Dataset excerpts
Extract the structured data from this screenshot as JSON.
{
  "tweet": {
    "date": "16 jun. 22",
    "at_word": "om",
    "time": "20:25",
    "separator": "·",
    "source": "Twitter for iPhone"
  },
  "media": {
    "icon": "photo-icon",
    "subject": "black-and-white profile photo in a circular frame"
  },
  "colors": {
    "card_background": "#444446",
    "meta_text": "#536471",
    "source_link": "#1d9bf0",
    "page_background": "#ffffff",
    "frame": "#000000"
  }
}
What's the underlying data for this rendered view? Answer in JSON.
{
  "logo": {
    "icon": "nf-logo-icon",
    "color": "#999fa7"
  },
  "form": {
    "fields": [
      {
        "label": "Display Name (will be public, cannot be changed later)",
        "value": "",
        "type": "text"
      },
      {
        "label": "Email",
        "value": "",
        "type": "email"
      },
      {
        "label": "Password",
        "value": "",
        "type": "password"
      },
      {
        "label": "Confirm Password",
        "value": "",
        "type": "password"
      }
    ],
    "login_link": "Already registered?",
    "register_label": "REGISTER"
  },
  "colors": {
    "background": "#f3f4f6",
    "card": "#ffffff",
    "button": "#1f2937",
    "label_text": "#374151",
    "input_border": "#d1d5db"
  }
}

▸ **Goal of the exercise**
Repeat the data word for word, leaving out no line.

▸ **Task solution**
Extract the structured data from this screenshot as JSON.
{
  "tweet": {
    "date": "16 jun. 22",
    "at_word": "om",
    "time": "20:25",
    "separator": "·",
    "source": "Twitter for iPhone"
  },
  "media": {
    "icon": "photo-icon",
    "subject": "black-and-white profile photo in a circular frame"
  },
  "colors": {
    "card_background": "#444446",
    "meta_text": "#536471",
    "source_link": "#1d9bf0",
    "page_background": "#ffffff",
    "frame": "#000000"
  }
}
What's the underlying data for this rendered view? Answer in JSON.
{
  "logo": {
    "icon": "nf-logo-icon",
    "color": "#999fa7"
  },
  "form": {
    "fields": [
      {
        "label": "Display Name (will be public, cannot be changed later)",
        "value": "",
        "type": "text"
      },
      {
        "label": "Email",
        "value": "",
        "type": "email"
      },
      {
        "label": "Password",
        "value": "",
        "type": "password"
      },
      {
        "label": "Confirm Password",
        "value": "",
        "type": "password"
      }
    ],
    "login_link": "Already registered?",
    "register_label": "REGISTER"
  },
  "colors": {
    "background": "#f3f4f6",
    "card": "#ffffff",
    "button": "#1f2937",
    "label_text": "#374151",
    "input_border": "#d1d5db"
  }
}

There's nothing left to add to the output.